Quarterback Philip Ely, the ex-Alabama quarterback who reportedly was denied an appeal for a sixth year of eligibility by the NCAA, shined against a strong Temple defense, completing 20 of 28 passes for 285 yards and two touchdowns. His 80-yard scoring strike to receiver Cody Thompson early in the fourth quarter was the push Toledo needed for a comfortable win against an Owls offense that spun its metaphorical wheels all evening.
Owls running back Jahad Thomas suffered a leg injury late in the second quarter and did not return, though the guy who rushed for over 1,200 yards in the regular season wasn’t effective before leaving the game (eight carries, five yards). With Thomas stuffed and then taken out of the game, P.J. Walker & Co. struggled to move the ball and gained only 67 yards in the first half.
Temple finally got in the end zone with 2:50 remaining when Kip Patton plunged two yards for a touchdown, and Walker miraculously kept the two-point conversion attempt alive long enough to find a wide open Robby Anderson to pull the Owls within eight.
Toledo narrowly recovered the ensuing onside kick attempt — Temple kicker Tyler Mayes appeared to fall on the ball, but must’ve lost it in the scrum, and both team’s players pointed to indicate their team had possession — and Kareem Hunt promptly sealed the Rockets’ win with a 41-yard touchdown run.

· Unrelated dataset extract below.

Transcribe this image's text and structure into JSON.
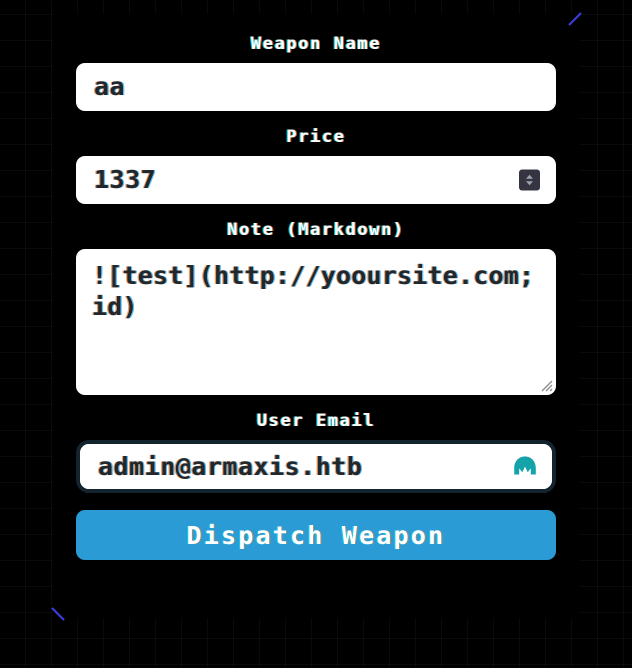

Toledo finished the season with a 10-2 record, its first double-digit win season since 2001. Temple entered the game with 10 wins, representing its best season since 1979.